“What have you ever come up with ?!”
It’s difficult to imagine that at one time, a meal at a McDonald’s was actually a quality experience. Where the people behind the counter were attentive to the service they provided, and the owners saw customers, not dollar signs. Sadly, those experiences are from a time long past, and the man to blame for that is Ray Kroc (Michael Keaton). A local staple in San Bernardino, California, ran by two brothers was turned into a global force through the sheer cunning of a failed salesman. Kroc had no ideas of his own, but by coasting off the reputation of others, he creates a lasting legacy.

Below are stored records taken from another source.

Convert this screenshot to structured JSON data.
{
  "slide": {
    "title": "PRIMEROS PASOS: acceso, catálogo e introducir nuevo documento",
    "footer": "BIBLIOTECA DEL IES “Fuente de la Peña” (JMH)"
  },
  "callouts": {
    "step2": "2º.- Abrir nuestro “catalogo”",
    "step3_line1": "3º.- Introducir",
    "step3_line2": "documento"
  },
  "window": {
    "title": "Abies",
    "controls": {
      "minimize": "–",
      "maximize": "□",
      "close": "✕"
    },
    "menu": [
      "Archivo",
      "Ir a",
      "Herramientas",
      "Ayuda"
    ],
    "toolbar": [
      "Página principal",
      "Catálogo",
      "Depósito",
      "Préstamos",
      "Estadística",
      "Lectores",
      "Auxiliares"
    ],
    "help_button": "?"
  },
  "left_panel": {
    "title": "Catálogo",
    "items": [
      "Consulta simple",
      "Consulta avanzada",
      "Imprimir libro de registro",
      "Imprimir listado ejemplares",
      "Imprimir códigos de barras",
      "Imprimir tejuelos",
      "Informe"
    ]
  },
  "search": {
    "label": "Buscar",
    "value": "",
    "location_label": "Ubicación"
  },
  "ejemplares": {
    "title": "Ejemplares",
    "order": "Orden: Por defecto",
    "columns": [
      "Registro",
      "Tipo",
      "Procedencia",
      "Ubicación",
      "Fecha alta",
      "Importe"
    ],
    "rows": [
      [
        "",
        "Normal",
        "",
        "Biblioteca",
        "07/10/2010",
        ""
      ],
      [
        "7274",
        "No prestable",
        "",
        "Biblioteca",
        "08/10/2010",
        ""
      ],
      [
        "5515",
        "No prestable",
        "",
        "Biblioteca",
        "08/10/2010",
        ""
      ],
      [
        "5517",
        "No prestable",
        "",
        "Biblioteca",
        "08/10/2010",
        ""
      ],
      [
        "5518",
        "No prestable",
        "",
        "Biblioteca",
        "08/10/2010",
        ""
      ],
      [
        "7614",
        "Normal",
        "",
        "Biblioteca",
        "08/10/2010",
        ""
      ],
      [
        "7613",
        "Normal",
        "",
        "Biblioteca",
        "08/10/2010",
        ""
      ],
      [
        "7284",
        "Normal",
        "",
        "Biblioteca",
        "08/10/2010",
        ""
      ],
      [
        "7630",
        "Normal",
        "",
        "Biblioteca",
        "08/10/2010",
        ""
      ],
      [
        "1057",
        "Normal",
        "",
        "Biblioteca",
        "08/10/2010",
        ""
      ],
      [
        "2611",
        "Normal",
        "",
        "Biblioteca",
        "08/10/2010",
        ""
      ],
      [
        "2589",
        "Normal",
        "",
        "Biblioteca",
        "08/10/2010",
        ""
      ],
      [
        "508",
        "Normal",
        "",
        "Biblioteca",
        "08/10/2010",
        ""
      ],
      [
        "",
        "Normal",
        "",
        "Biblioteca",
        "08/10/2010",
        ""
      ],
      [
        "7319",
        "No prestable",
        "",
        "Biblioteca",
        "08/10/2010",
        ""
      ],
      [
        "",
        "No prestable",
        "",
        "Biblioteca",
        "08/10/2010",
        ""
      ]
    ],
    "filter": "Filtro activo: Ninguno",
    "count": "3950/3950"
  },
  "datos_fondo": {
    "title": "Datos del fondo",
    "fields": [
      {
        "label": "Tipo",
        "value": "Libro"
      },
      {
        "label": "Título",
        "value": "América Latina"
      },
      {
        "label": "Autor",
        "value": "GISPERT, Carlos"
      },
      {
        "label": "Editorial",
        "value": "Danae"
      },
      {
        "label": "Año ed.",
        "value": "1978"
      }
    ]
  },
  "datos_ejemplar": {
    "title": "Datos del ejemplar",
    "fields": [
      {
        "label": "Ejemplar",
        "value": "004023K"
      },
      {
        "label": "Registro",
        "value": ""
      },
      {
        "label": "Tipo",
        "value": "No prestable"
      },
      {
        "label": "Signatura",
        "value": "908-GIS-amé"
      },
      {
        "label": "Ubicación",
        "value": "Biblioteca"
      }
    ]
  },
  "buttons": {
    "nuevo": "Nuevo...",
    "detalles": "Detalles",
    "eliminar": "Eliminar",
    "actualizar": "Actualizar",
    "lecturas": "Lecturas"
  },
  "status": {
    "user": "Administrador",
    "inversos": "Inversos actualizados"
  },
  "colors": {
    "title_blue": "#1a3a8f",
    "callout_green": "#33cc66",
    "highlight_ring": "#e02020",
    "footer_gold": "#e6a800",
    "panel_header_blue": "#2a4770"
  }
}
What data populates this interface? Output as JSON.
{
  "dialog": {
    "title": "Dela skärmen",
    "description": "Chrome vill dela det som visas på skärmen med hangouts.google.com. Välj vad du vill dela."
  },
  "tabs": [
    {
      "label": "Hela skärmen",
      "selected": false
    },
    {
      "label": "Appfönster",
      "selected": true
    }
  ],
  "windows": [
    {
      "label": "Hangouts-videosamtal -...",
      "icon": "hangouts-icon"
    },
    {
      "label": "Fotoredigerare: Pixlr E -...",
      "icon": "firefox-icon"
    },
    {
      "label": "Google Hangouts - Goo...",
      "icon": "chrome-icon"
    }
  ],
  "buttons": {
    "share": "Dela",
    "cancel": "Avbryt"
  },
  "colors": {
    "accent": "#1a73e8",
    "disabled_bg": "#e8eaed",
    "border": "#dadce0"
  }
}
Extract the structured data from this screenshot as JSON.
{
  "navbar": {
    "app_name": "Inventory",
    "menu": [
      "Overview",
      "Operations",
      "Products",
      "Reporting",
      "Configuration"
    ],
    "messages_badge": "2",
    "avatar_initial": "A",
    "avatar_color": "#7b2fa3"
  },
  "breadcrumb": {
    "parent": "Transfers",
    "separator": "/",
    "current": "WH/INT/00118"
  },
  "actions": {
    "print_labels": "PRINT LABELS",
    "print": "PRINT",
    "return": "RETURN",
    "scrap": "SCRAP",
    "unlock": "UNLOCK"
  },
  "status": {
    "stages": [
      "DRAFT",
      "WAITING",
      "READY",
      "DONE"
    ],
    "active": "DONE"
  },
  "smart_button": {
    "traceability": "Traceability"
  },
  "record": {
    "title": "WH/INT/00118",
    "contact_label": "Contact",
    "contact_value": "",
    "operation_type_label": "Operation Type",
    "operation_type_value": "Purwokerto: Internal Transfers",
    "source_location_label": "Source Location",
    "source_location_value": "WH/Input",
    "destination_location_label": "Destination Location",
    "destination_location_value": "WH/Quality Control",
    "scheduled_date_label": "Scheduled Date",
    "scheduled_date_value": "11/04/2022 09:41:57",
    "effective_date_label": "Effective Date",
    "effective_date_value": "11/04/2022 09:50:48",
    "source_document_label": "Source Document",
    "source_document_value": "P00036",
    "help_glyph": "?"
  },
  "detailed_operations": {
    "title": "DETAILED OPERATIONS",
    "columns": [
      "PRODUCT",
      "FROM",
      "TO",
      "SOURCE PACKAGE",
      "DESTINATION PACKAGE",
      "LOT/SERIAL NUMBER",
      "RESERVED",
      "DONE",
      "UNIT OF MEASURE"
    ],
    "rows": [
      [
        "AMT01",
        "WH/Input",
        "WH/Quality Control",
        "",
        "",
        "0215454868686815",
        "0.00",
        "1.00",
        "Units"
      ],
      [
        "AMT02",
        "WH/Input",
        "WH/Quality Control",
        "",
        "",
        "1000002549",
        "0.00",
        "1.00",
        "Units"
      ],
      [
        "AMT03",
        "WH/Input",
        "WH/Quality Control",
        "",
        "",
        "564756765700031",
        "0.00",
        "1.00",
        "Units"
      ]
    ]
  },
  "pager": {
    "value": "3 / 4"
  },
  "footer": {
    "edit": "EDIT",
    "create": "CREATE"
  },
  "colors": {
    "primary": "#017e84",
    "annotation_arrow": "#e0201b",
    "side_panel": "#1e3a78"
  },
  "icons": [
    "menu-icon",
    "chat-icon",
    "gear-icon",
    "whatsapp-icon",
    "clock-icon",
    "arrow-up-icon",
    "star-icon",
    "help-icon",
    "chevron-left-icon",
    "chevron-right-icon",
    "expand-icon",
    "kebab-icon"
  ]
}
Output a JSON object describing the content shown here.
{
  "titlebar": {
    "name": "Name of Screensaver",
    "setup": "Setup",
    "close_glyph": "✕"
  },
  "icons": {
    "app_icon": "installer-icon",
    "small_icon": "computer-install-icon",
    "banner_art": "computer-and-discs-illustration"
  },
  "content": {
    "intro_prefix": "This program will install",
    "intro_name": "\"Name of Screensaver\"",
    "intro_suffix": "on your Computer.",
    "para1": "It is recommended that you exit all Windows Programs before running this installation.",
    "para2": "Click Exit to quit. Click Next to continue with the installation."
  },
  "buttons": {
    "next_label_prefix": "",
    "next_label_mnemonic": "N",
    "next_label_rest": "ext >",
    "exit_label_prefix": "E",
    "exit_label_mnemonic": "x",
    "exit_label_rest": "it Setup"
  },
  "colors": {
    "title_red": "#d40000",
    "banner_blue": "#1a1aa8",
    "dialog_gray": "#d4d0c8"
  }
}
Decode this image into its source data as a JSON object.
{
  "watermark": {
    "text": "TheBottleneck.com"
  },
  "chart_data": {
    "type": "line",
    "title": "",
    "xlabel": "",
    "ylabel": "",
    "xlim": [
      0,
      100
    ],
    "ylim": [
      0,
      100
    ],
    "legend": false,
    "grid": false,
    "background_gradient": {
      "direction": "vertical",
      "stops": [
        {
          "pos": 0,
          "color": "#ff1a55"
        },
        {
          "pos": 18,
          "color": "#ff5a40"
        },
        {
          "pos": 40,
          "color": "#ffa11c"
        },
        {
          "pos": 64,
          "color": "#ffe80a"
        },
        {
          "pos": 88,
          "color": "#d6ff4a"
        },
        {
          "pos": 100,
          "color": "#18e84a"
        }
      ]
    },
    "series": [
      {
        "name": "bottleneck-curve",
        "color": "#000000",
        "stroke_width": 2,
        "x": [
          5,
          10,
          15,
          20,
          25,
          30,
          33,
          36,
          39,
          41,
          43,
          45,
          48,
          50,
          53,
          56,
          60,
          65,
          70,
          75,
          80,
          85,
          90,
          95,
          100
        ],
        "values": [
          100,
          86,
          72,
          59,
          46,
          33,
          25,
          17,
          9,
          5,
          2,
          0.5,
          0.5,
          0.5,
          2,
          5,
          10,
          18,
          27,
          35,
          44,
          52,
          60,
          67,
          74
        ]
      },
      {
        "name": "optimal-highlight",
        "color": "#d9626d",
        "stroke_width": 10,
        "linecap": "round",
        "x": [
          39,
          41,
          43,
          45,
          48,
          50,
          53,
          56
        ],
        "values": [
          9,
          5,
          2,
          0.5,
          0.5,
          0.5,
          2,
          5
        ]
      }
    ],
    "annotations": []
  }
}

Ray Kroc’s history prior to McDonald’s is decidedly mixed. Multiple deals have left him broke and constantly on the road, leaving his frustrated wife (Laura Dern) at home. His latest job selling machines that make multiple milkshakes simultaneously is similarly unproductive. That is, until a burger place in California calls in an order for six of them. Convinced that this must be some sort of mistake, Kroc heads to sunny San Bernadino.
Once there, he doesn’t just find a burger stand, but a golden goose. While Dick (Nick Offerman) and Mac (John Carroll Lynch) McDonald show Kroc around their Henry Ford styled kitchen-line, you can see the salesman’s irises replaced with cash registers. As they reminisce about their days as struggling restauranters, Dick and Mac can come off as stern in regards to their process, but the McDonalds are simply protecting their dream. At first, Kroc offers to help Dick and Mac franchise their operation, but that offer quickly turns out to be unsatisfying. Where the McDonald brothers are content with their little operation, Kroc sees a lucrative market just begging to be tapped. Kroc begs the brothers to let him bring McDonald’s from coast to coast. But not for his own motivations, Kroc tells them they have to “Do it for America.”
Director John Lee Hancock is a veteran of previous true stories like The Rookie, The Blind Side, and Saving Mr. Banks. So as tempting as it would have been for Hancock to gloss over Kroc’s shortcomings, the director is unafraid to let Keaton twist his mustache for a little villainy. The Founder is unabashedly from Kroc’s point of view, yet it also leaves a place for Dick and Mac to do more than just be figureheads in another man’s biopic. Lynch and Offerman’s portrayals of the McDonalds imbue the siblings with a humanity reserved for leads. They think that they’ve found their happy ending, but Kroc shows them that they just cut to the credits too early.
Ray Kroc is known as the man who founded McDonald’s, but he stole his business away from the men who literally created it. Robert Seigel, who wrote The Founder, has compared the project to The Social Network and There Will Be Blood, and while the grand trajectory of all three subjects would lend a resemblance to this film, Kroc is much more mundane than Daniel Plainview and Mark Zuckerberg. He didn’t get to where he was by talent of any kind, just fierce persistence. The same persistence that his motivational record insists will make him a hero.
Hancock, paired with lenser John Schwartzman, chose to shoot scenes fantastically bright, coupled with upbeat, retro music creating a favorable impression of what’s happening onscreen. Some may take issue with The Founder for not directly taking Kroc to task for his bullying, but such a move leaves room for nuance. Those cheery moments feel like the film was produced by the corporate burger behemoth that we know today, but then Carter Burwell’s score slides in between your ears and lets you know that the toothy grin Keaton flashes should be interpreted as a warning.
Michael Keaton has excelled as fast-talking swindlers before in Clean and Sober, but Kroc actually believes in the inevitability of his own success. It’s not quite as psychotic as Daniel Day-Lewis in There Will Be Blood or Jake Gyllenhaal in Nightcrawler, but it still causes unease. Not all detestable characters sneer. Some evil is just as benign as a failed milkshake maker salesman that sees an opportunity to become a “self-made businessman” by stealing someone else’s idea.